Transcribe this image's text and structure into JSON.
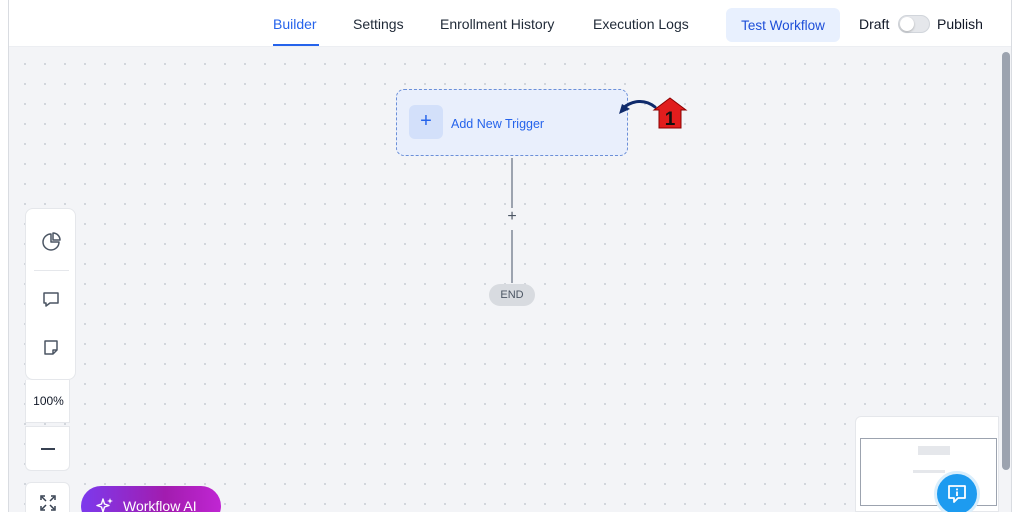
{
  "header": {
    "tabs": [
      {
        "label": "Builder",
        "active": true
      },
      {
        "label": "Settings",
        "active": false
      },
      {
        "label": "Enrollment History",
        "active": false
      },
      {
        "label": "Execution Logs",
        "active": false
      }
    ],
    "test_button": "Test Workflow",
    "draft_label": "Draft",
    "publish_label": "Publish",
    "publish_toggle_on": false
  },
  "canvas": {
    "trigger_label": "Add New Trigger",
    "add_step_symbol": "+",
    "end_label": "END",
    "annotation_number": "1"
  },
  "tools": {
    "zoom_level": "100%",
    "icons": [
      "pie-chart-icon",
      "comment-icon",
      "sticky-note-icon",
      "minus-icon",
      "fit-screen-icon"
    ]
  },
  "ai_button": {
    "label": "Workflow AI"
  },
  "colors": {
    "accent": "#2563eb",
    "ai_gradient_start": "#7c3aed",
    "ai_gradient_end": "#c026d3",
    "annotation_red": "#e11d1d",
    "chat_blue": "#1d9bf0"
  }
}
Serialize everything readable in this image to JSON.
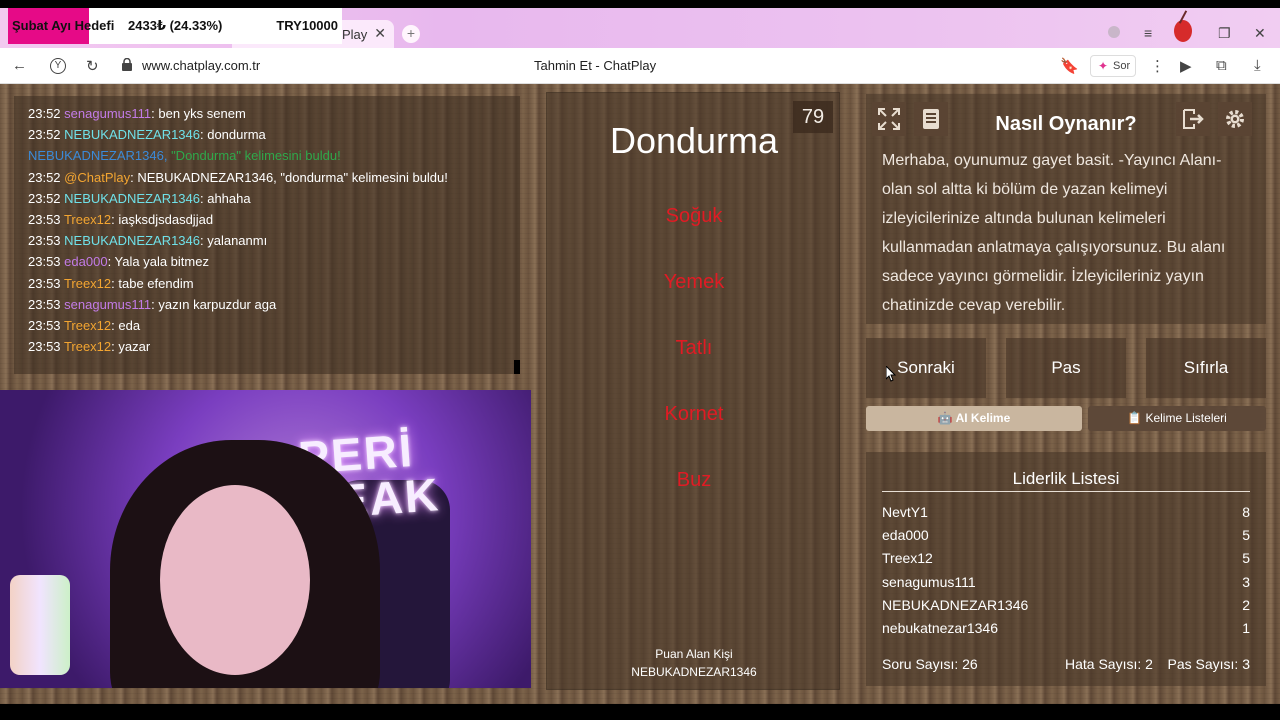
{
  "overlay": {
    "goal_label": "Şubat Ayı Hedefi",
    "goal_amount": "2433₺ (24.33%)",
    "goal_target": "TRY10000"
  },
  "browser": {
    "tab_title": "Play",
    "url": "www.chatplay.com.tr",
    "page_title": "Tahmin Et - ChatPlay",
    "ask_button": "Sor"
  },
  "chat": {
    "lines": [
      {
        "time": "23:52",
        "user": "senagumus111",
        "user_color": "#c27be6",
        "msg": ": ben yks senem"
      },
      {
        "time": "23:52",
        "user": "NEBUKADNEZAR1346",
        "user_color": "#6fe0e8",
        "msg": ": dondurma"
      },
      {
        "time": "",
        "user": "NEBUKADNEZAR1346, ",
        "user_color": "#3b8ad8",
        "msg": "\"Dondurma\" kelimesini buldu!"
      },
      {
        "time": "23:52",
        "user": "@ChatPlay",
        "user_color": "#f3a531",
        "msg": ": NEBUKADNEZAR1346, \"dondurma\" kelimesini buldu!"
      },
      {
        "time": "23:52",
        "user": "NEBUKADNEZAR1346",
        "user_color": "#6fe0e8",
        "msg": ": ahhaha"
      },
      {
        "time": "23:53",
        "user": "Treex12",
        "user_color": "#f3a531",
        "msg": ": iaşksdjsdasdjjad"
      },
      {
        "time": "23:53",
        "user": "NEBUKADNEZAR1346",
        "user_color": "#6fe0e8",
        "msg": ": yalananmı"
      },
      {
        "time": "23:53",
        "user": "eda000",
        "user_color": "#c27be6",
        "msg": ": Yala yala bitmez"
      },
      {
        "time": "23:53",
        "user": "Treex12",
        "user_color": "#f3a531",
        "msg": ": tabe efendim"
      },
      {
        "time": "23:53",
        "user": "senagumus111",
        "user_color": "#c27be6",
        "msg": ": yazın karpuzdur aga"
      },
      {
        "time": "23:53",
        "user": "Treex12",
        "user_color": "#f3a531",
        "msg": ": eda"
      },
      {
        "time": "23:53",
        "user": "Treex12",
        "user_color": "#f3a531",
        "msg": ": yazar"
      }
    ]
  },
  "webcam": {
    "sign_line1": "PERİ",
    "sign_line2": "REAK"
  },
  "game": {
    "timer": "79",
    "word": "Dondurma",
    "taboo": [
      "Soğuk",
      "Yemek",
      "Tatlı",
      "Kornet",
      "Buz"
    ],
    "scorer_label": "Puan Alan Kişi",
    "scorer_name": "NEBUKADNEZAR1346"
  },
  "howto": {
    "title": "Nasıl Oynanır?",
    "text": "Merhaba, oyunumuz gayet basit. -Yayıncı Alanı- olan sol altta ki bölüm de yazan kelimeyi izleyicilerinize altında bulunan kelimeleri kullanmadan anlatmaya çalışıyorsunuz. Bu alanı sadece yayıncı görmelidir. İzleyicileriniz yayın chatinizde cevap verebilir."
  },
  "actions": {
    "next": "Sonraki",
    "pass": "Pas",
    "reset": "Sıfırla",
    "ai_word": "AI Kelime",
    "word_lists": "Kelime Listeleri"
  },
  "leaderboard": {
    "title": "Liderlik Listesi",
    "rows": [
      {
        "name": "NevtY1",
        "score": "8"
      },
      {
        "name": "eda000",
        "score": "5"
      },
      {
        "name": "Treex12",
        "score": "5"
      },
      {
        "name": "senagumus111",
        "score": "3"
      },
      {
        "name": "NEBUKADNEZAR1346",
        "score": "2"
      },
      {
        "name": "nebukatnezar1346",
        "score": "1"
      }
    ],
    "questions": "Soru Sayısı: 26",
    "errors": "Hata Sayısı: 2",
    "passes": "Pas Sayısı: 3"
  }
}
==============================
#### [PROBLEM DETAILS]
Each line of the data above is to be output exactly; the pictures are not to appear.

#### [REPLY]
Transcribe this image's text and structure into JSON.
{
  "header": {
    "tabs": [
      {
        "label": "Builder",
        "active": true
      },
      {
        "label": "Settings",
        "active": false
      },
      {
        "label": "Enrollment History",
        "active": false
      },
      {
        "label": "Execution Logs",
        "active": false
      }
    ],
    "test_button": "Test Workflow",
    "draft_label": "Draft",
    "publish_label": "Publish",
    "publish_toggle_on": false
  },
  "canvas": {
    "trigger_label": "Add New Trigger",
    "add_step_symbol": "+",
    "end_label": "END",
    "annotation_number": "1"
  },
  "tools": {
    "zoom_level": "100%",
    "icons": [
      "pie-chart-icon",
      "comment-icon",
      "sticky-note-icon",
      "minus-icon",
      "fit-screen-icon"
    ]
  },
  "ai_button": {
    "label": "Workflow AI"
  },
  "colors": {
    "accent": "#2563eb",
    "ai_gradient_start": "#7c3aed",
    "ai_gradient_end": "#c026d3",
    "annotation_red": "#e11d1d",
    "chat_blue": "#1d9bf0"
  }
}
Serialize everything readable in this image to JSON.
{
  "overlay": {
    "goal_label": "Şubat Ayı Hedefi",
    "goal_amount": "2433₺ (24.33%)",
    "goal_target": "TRY10000"
  },
  "browser": {
    "tab_title": "Play",
    "url": "www.chatplay.com.tr",
    "page_title": "Tahmin Et - ChatPlay",
    "ask_button": "Sor"
  },
  "chat": {
    "lines": [
      {
        "time": "23:52",
        "user": "senagumus111",
        "user_color": "#c27be6",
        "msg": ": ben yks senem"
      },
      {
        "time": "23:52",
        "user": "NEBUKADNEZAR1346",
        "user_color": "#6fe0e8",
        "msg": ": dondurma"
      },
      {
        "time": "",
        "user": "NEBUKADNEZAR1346, ",
        "user_color": "#3b8ad8",
        "msg": "\"Dondurma\" kelimesini buldu!"
      },
      {
        "time": "23:52",
        "user": "@ChatPlay",
        "user_color": "#f3a531",
        "msg": ": NEBUKADNEZAR1346, \"dondurma\" kelimesini buldu!"
      },
      {
        "time": "23:52",
        "user": "NEBUKADNEZAR1346",
        "user_color": "#6fe0e8",
        "msg": ": ahhaha"
      },
      {
        "time": "23:53",
        "user": "Treex12",
        "user_color": "#f3a531",
        "msg": ": iaşksdjsdasdjjad"
      },
      {
        "time": "23:53",
        "user": "NEBUKADNEZAR1346",
        "user_color": "#6fe0e8",
        "msg": ": yalananmı"
      },
      {
        "time": "23:53",
        "user": "eda000",
        "user_color": "#c27be6",
        "msg": ": Yala yala bitmez"
      },
      {
        "time": "23:53",
        "user": "Treex12",
        "user_color": "#f3a531",
        "msg": ": tabe efendim"
      },
      {
        "time": "23:53",
        "user": "senagumus111",
        "user_color": "#c27be6",
        "msg": ": yazın karpuzdur aga"
      },
      {
        "time": "23:53",
        "user": "Treex12",
        "user_color": "#f3a531",
        "msg": ": eda"
      },
      {
        "time": "23:53",
        "user": "Treex12",
        "user_color": "#f3a531",
        "msg": ": yazar"
      }
    ]
  },
  "webcam": {
    "sign_line1": "PERİ",
    "sign_line2": "REAK"
  },
  "game": {
    "timer": "79",
    "word": "Dondurma",
    "taboo": [
      "Soğuk",
      "Yemek",
      "Tatlı",
      "Kornet",
      "Buz"
    ],
    "scorer_label": "Puan Alan Kişi",
    "scorer_name": "NEBUKADNEZAR1346"
  },
  "howto": {
    "title": "Nasıl Oynanır?",
    "text": "Merhaba, oyunumuz gayet basit. -Yayıncı Alanı- olan sol altta ki bölüm de yazan kelimeyi izleyicilerinize altında bulunan kelimeleri kullanmadan anlatmaya çalışıyorsunuz. Bu alanı sadece yayıncı görmelidir. İzleyicileriniz yayın chatinizde cevap verebilir."
  },
  "actions": {
    "next": "Sonraki",
    "pass": "Pas",
    "reset": "Sıfırla",
    "ai_word": "AI Kelime",
    "word_lists": "Kelime Listeleri"
  },
  "leaderboard": {
    "title": "Liderlik Listesi",
    "rows": [
      {
        "name": "NevtY1",
        "score": "8"
      },
      {
        "name": "eda000",
        "score": "5"
      },
      {
        "name": "Treex12",
        "score": "5"
      },
      {
        "name": "senagumus111",
        "score": "3"
      },
      {
        "name": "NEBUKADNEZAR1346",
        "score": "2"
      },
      {
        "name": "nebukatnezar1346",
        "score": "1"
      }
    ],
    "questions": "Soru Sayısı: 26",
    "errors": "Hata Sayısı: 2",
    "passes": "Pas Sayısı: 3"
  }
}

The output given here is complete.